*The task:* Please find all lines containing "home" in the listing below and copy them.

*Information:*

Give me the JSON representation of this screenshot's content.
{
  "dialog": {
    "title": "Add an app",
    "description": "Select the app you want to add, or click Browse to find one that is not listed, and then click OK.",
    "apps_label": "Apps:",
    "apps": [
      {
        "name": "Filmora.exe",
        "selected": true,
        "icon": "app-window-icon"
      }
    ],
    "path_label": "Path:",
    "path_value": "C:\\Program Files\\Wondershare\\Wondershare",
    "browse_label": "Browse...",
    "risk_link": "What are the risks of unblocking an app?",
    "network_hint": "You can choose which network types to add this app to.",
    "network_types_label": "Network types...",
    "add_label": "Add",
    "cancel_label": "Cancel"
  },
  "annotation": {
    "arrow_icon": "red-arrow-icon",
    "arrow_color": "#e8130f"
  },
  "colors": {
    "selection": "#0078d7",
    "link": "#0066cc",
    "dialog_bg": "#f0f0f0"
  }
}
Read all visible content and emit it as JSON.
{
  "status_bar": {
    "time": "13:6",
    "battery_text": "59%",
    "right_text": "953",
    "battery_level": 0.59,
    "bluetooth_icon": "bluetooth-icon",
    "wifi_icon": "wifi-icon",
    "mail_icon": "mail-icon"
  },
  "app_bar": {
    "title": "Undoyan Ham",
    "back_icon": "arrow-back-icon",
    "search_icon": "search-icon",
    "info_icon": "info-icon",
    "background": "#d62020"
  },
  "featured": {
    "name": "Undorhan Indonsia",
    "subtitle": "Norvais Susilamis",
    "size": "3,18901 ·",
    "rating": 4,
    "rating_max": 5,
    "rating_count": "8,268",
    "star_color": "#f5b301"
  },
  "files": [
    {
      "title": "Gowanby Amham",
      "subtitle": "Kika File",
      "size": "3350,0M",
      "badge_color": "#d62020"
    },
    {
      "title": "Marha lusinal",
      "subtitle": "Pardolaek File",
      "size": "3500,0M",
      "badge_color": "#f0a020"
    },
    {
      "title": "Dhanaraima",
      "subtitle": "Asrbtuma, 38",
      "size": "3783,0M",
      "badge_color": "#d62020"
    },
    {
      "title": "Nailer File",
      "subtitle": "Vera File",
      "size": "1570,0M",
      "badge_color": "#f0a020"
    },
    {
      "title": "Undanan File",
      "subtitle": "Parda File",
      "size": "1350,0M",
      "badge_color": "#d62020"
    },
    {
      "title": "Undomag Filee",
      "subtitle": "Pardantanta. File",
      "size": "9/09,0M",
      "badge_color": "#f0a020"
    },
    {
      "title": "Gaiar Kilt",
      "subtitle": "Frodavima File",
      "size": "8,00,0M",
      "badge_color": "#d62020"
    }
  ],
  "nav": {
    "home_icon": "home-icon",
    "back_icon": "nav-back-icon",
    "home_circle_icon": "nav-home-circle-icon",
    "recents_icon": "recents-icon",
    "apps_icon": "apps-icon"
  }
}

*Result of this exercise:*
    "home_icon": "home-icon",
    "home_circle_icon": "nav-home-circle-icon",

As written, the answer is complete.